## What you should do
Tally the lines of the data below that contain the string "underwater". Give the tally and nothing else.

┌─ Data records

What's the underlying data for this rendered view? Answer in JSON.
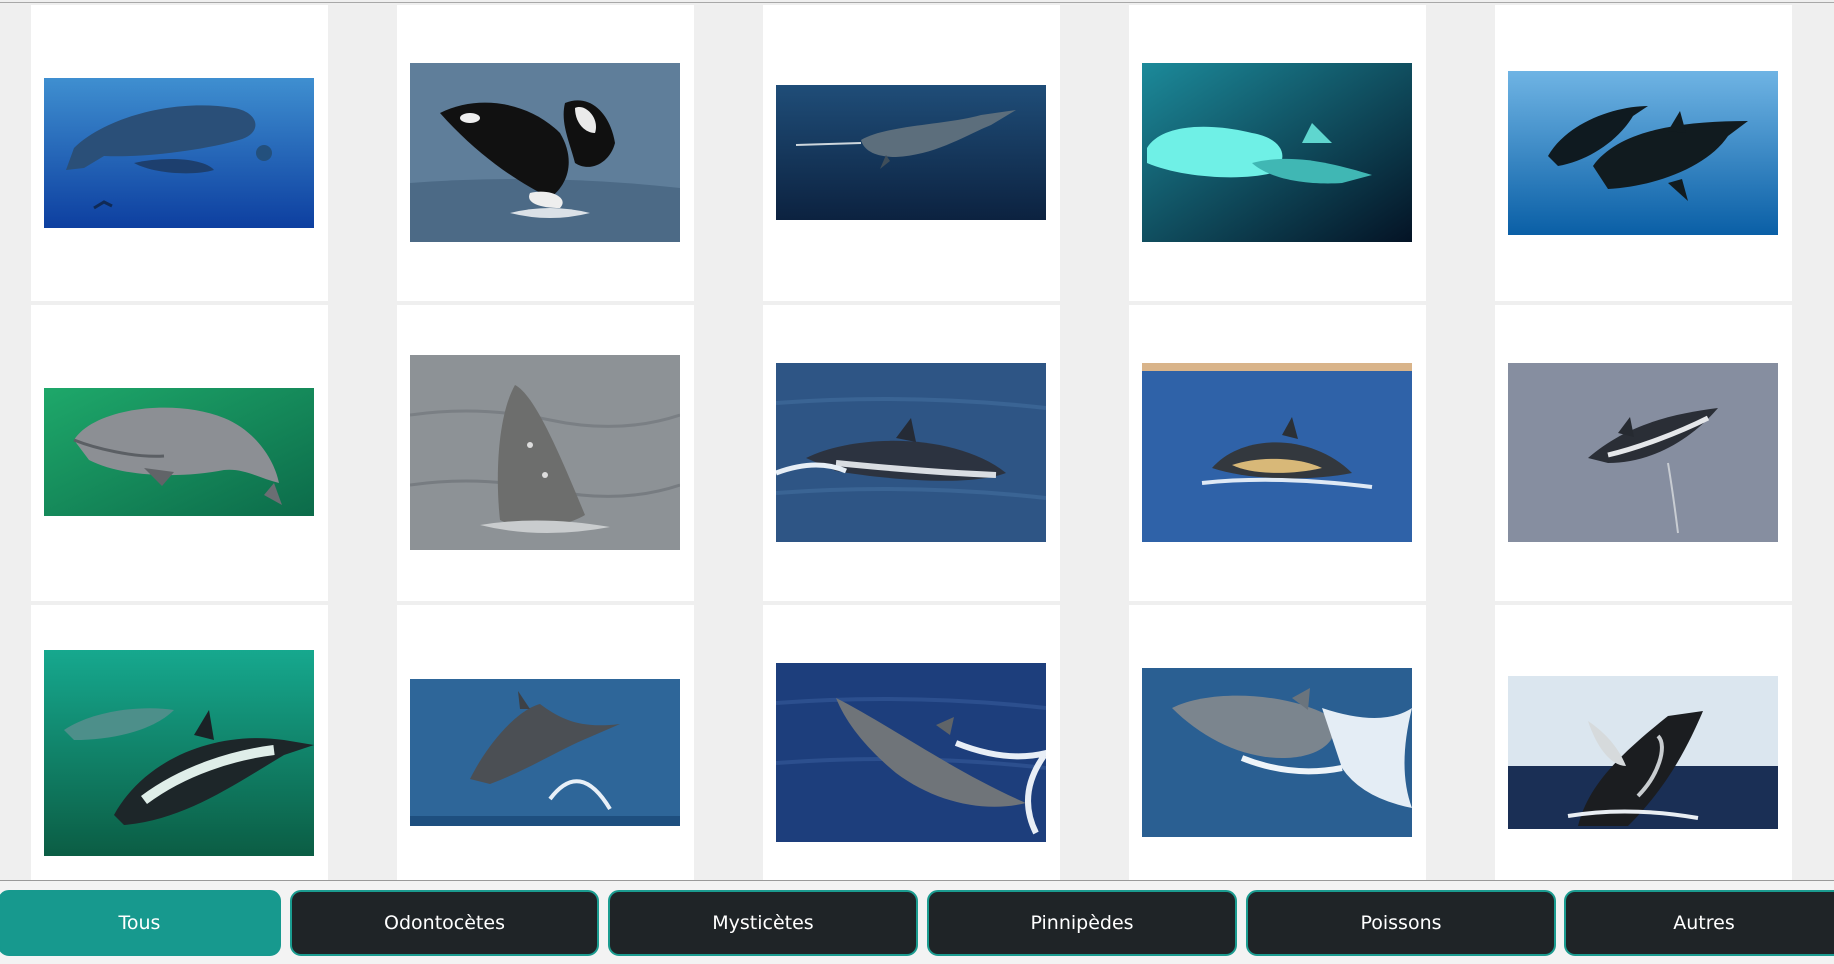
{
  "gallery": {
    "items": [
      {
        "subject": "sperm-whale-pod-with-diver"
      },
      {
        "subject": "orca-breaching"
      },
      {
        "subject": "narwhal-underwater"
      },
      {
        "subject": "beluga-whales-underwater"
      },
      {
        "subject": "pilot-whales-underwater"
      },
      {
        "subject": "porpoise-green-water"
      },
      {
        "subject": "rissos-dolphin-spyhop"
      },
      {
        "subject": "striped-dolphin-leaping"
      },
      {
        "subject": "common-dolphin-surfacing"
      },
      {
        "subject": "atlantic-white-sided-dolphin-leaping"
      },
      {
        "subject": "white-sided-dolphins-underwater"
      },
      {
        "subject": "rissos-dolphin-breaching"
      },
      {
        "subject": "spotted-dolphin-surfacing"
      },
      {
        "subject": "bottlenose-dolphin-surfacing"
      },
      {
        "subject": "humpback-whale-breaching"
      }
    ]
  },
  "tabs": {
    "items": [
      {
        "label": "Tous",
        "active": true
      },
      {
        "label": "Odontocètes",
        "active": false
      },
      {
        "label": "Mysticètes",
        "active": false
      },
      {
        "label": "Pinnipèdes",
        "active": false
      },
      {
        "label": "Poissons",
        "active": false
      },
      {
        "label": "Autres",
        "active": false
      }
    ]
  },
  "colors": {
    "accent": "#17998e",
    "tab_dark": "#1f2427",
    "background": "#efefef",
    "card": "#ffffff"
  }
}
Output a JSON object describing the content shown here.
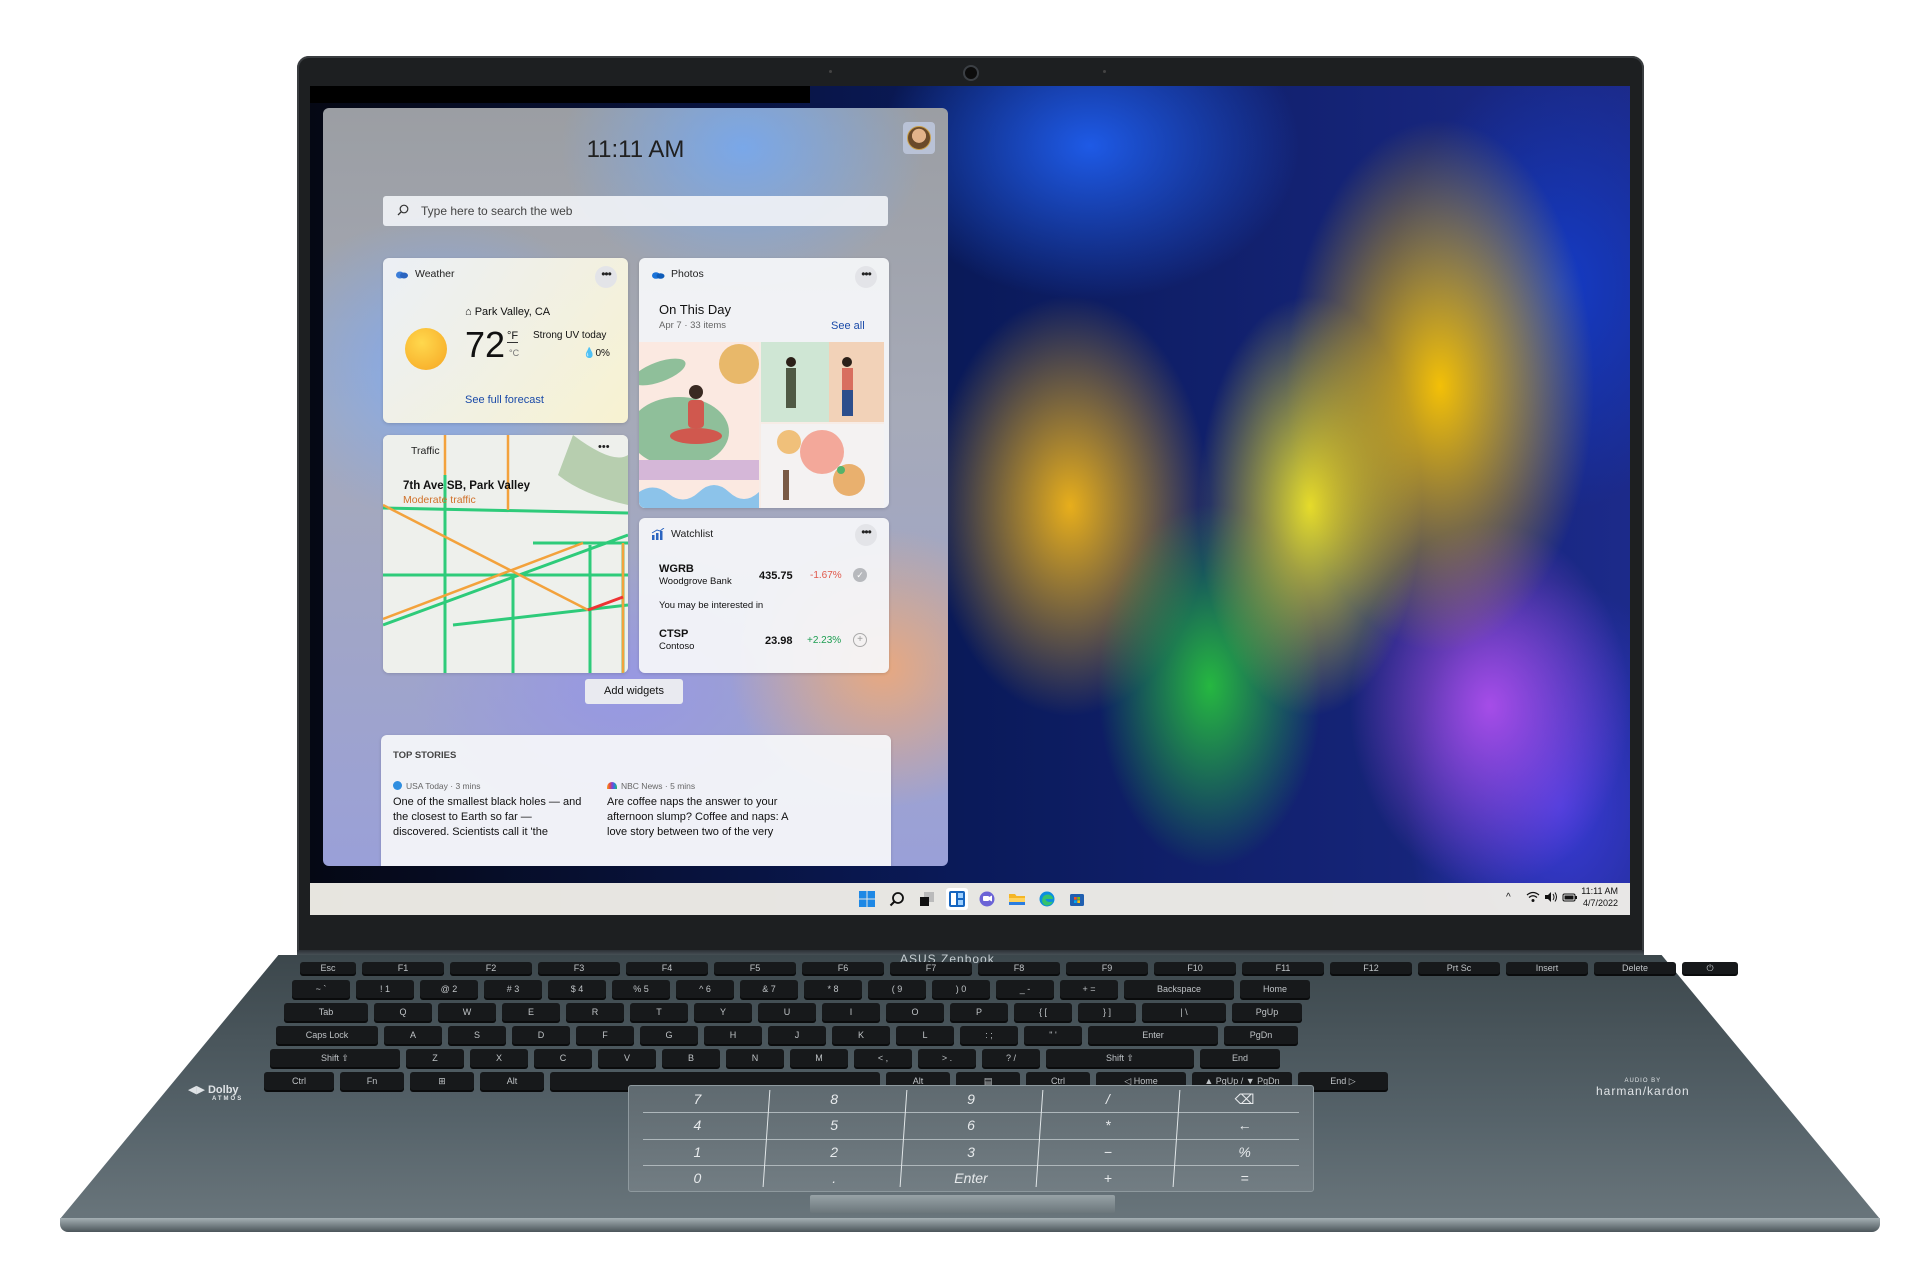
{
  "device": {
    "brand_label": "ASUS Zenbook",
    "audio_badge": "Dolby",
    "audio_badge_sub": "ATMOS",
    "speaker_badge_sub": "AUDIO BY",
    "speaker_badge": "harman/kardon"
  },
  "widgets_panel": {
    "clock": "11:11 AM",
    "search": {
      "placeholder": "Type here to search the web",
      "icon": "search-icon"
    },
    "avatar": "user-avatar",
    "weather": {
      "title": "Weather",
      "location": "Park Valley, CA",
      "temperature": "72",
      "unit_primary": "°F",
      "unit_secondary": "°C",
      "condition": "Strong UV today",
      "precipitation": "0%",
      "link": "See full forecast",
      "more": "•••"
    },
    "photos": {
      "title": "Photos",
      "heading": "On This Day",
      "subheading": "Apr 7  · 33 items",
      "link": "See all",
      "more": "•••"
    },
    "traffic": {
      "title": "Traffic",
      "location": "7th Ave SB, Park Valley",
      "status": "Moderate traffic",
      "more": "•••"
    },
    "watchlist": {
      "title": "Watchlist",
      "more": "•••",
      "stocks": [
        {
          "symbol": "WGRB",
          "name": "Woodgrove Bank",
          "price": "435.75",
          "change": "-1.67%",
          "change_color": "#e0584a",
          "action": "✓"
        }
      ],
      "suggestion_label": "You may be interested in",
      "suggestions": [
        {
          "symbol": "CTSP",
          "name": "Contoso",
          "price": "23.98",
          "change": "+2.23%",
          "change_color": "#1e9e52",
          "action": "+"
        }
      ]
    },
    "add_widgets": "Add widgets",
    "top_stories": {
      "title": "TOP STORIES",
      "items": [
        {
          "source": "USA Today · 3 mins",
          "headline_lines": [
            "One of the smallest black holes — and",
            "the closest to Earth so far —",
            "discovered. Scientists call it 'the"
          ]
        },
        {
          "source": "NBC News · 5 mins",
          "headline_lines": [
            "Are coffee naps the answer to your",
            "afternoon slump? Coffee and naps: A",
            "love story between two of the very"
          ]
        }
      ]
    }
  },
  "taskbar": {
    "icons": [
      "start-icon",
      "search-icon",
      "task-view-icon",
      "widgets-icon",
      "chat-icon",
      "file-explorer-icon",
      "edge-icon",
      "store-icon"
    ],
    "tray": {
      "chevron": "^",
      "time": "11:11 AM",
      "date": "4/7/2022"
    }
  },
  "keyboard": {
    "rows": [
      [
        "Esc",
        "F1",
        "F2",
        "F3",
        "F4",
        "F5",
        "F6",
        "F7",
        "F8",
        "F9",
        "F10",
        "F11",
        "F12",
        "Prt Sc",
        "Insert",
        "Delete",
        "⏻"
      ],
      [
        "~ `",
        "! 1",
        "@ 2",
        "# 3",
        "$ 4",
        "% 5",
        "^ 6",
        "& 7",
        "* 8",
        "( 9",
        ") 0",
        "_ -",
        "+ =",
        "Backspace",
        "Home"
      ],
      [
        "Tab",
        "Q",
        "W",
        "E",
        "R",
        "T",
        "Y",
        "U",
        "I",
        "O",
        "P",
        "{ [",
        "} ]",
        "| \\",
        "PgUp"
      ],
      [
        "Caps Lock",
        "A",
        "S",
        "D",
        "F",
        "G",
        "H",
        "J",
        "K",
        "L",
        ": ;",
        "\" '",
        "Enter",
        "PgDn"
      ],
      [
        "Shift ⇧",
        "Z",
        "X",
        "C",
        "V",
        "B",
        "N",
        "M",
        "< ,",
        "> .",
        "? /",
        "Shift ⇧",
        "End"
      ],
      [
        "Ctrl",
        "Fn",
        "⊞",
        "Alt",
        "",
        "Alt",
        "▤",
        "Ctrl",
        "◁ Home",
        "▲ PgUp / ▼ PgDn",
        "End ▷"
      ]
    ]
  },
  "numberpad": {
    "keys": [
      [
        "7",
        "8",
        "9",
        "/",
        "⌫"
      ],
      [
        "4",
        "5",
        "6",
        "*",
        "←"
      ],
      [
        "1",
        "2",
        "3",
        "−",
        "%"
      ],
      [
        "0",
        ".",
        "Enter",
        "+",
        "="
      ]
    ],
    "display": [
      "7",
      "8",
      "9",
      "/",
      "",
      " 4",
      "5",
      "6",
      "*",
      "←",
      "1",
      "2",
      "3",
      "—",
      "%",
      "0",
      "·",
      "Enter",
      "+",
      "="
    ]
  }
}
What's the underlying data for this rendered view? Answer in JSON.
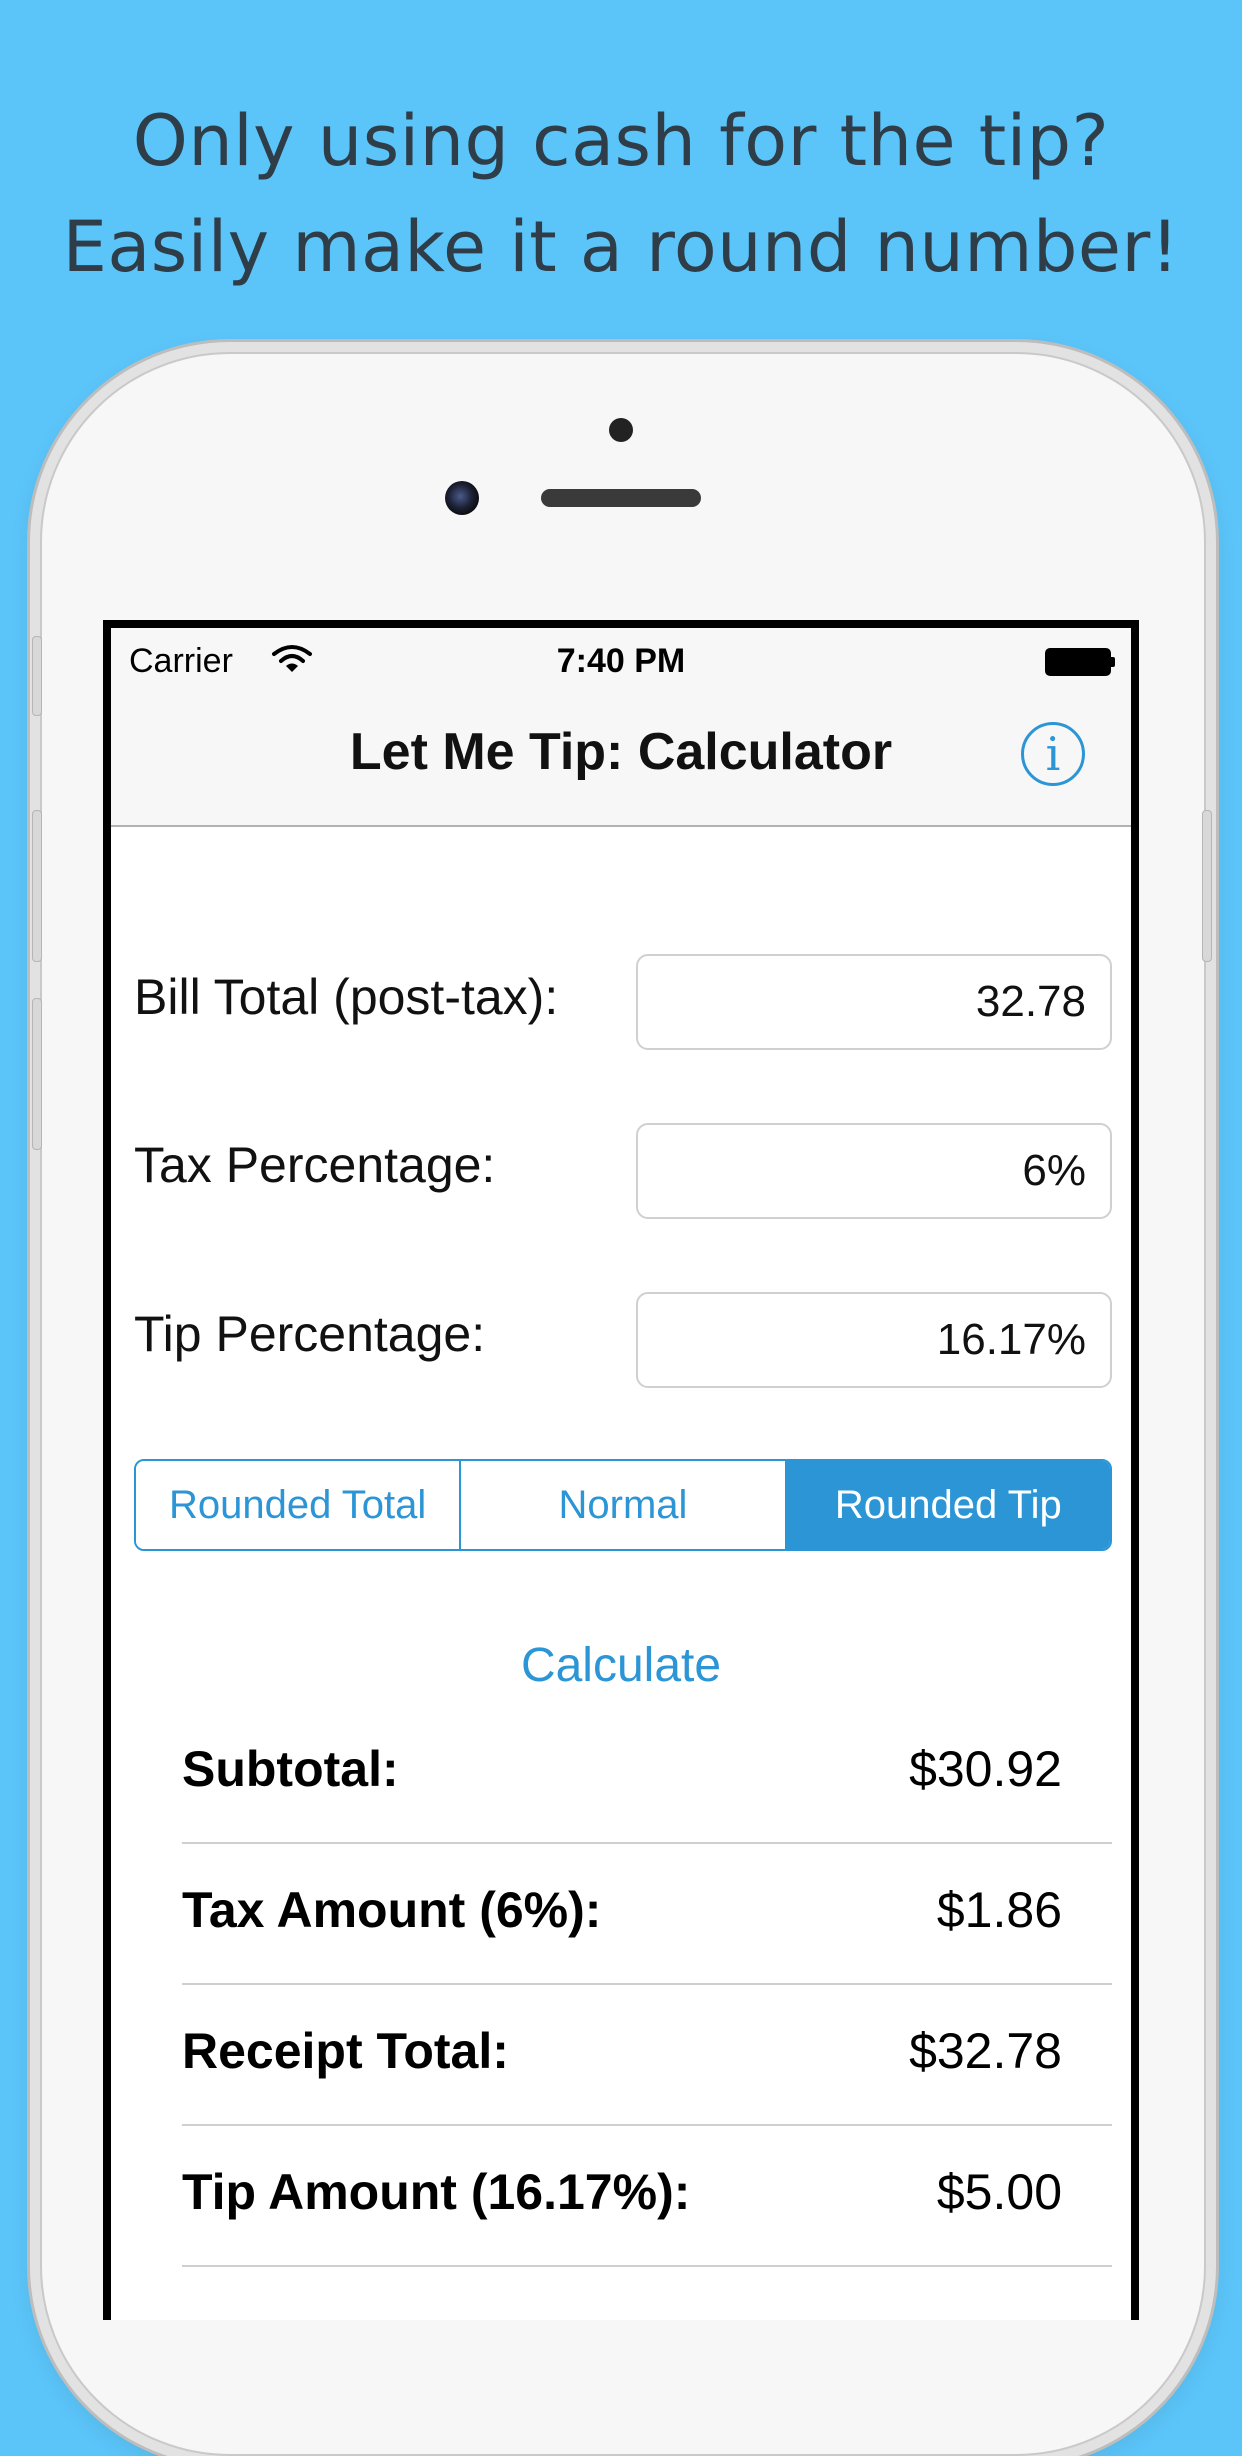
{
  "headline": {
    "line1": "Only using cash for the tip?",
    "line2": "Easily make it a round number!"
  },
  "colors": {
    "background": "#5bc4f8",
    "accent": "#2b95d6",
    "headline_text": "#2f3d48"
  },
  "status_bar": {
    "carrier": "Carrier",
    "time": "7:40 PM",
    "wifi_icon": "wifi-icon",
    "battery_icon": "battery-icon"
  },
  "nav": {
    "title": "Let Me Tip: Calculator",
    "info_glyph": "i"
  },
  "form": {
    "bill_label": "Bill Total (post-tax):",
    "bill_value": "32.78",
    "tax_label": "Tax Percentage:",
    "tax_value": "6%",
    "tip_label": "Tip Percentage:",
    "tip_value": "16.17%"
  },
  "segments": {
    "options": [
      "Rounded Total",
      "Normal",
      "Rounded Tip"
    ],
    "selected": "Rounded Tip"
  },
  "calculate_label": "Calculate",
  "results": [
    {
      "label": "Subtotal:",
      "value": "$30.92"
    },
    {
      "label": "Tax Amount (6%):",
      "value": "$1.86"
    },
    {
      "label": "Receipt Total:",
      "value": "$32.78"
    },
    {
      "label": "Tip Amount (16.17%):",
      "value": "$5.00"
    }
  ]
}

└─

## Solution for this problem
4